Proof:
Figure 1 shows the amount of x1 increases but x2 remains constant. It cannot be so in isoquant.
Figure 2 shows amount of x2 increases but x1 is constant. It also is not the case.
Figure 3 shows that both x1 & x2 increase. This too can't happen.
Therefore, only possibility is that, IQC is downward to the right.
[Proved]
2. Isoquants are convex to the origin.
Proof:
Figure 5 shows concavity of the IQC to the origin. It implies that Marginal rate of technical substitution (MRTS) increases as more and more of x1 is substituted for x2. This violates the assumption of IQC.
Figure 6 shows IQC to be convex to the origin.
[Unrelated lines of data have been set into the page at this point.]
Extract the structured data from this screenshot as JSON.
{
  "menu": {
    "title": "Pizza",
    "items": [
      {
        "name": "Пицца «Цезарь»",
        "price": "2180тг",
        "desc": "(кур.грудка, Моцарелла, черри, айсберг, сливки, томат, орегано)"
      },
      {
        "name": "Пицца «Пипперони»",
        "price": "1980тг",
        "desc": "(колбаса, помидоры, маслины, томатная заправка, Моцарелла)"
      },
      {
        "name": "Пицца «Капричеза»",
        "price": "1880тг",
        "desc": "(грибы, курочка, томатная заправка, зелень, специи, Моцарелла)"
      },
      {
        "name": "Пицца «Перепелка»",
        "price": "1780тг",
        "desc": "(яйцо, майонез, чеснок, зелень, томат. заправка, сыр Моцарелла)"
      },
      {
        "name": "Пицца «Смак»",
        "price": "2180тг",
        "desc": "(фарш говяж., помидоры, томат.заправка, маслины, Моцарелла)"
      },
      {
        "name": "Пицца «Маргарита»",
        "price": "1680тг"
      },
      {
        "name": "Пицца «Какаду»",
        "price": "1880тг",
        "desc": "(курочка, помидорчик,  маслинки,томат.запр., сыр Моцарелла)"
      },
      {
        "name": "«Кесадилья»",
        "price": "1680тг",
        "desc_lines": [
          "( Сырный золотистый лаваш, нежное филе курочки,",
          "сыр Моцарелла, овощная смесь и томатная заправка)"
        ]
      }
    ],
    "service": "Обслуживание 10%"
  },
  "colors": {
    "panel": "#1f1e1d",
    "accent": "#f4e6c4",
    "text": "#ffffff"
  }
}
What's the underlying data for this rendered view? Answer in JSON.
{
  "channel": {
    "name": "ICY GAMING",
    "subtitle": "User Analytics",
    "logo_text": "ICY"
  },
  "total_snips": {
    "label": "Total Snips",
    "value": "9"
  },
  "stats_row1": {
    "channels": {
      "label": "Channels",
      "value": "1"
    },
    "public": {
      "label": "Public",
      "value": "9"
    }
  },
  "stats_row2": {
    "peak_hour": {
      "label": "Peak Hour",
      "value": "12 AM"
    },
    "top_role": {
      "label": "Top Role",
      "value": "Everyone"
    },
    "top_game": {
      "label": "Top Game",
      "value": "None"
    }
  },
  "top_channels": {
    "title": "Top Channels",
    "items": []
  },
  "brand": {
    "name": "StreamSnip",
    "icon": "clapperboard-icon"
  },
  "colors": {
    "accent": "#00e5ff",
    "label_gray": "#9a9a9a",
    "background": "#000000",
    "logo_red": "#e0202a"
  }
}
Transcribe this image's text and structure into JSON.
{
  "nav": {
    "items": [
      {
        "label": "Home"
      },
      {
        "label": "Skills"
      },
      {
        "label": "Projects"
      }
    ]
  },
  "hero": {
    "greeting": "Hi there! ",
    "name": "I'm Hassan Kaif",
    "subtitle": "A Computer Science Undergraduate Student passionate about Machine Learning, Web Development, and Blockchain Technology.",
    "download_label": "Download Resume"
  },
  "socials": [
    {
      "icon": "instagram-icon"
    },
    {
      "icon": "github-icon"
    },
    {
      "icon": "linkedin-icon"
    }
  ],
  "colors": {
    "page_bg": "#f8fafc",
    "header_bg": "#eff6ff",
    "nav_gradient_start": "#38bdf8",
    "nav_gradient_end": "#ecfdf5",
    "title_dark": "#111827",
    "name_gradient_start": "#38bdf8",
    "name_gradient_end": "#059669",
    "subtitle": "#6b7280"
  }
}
Only a convex IQC implies a diminishing MRTS of x1 for x2.

3. Isoquants cannot intersect or be tangent to each other
Proof:
Let two IQC's intersect each other at point A.
So, for IQC1, A = B (as quantity is same at any point in IQC)
For IQC2, A = C
So, B = C
But as two isoquants represent different quantity, B & C can never be equal.
So, isoquants cannot intersect or be tangent to each other. [Proved]

4. Higher IQC's represents a higher level of output than the lower ones.
Proof:

Consider a vertical movement from point a of IQC1 to point b of IQC2. It implies increase in input x2.
Consider a horizontal movement from point of IQC1 to point d of IQC2. It implies increase in input x1.
Consider a diagonal movement from point a to point c. It implies increase in both x1 & x2.
As increase in input yields increase in quantity, upper or higher IQC represents a higher level of output.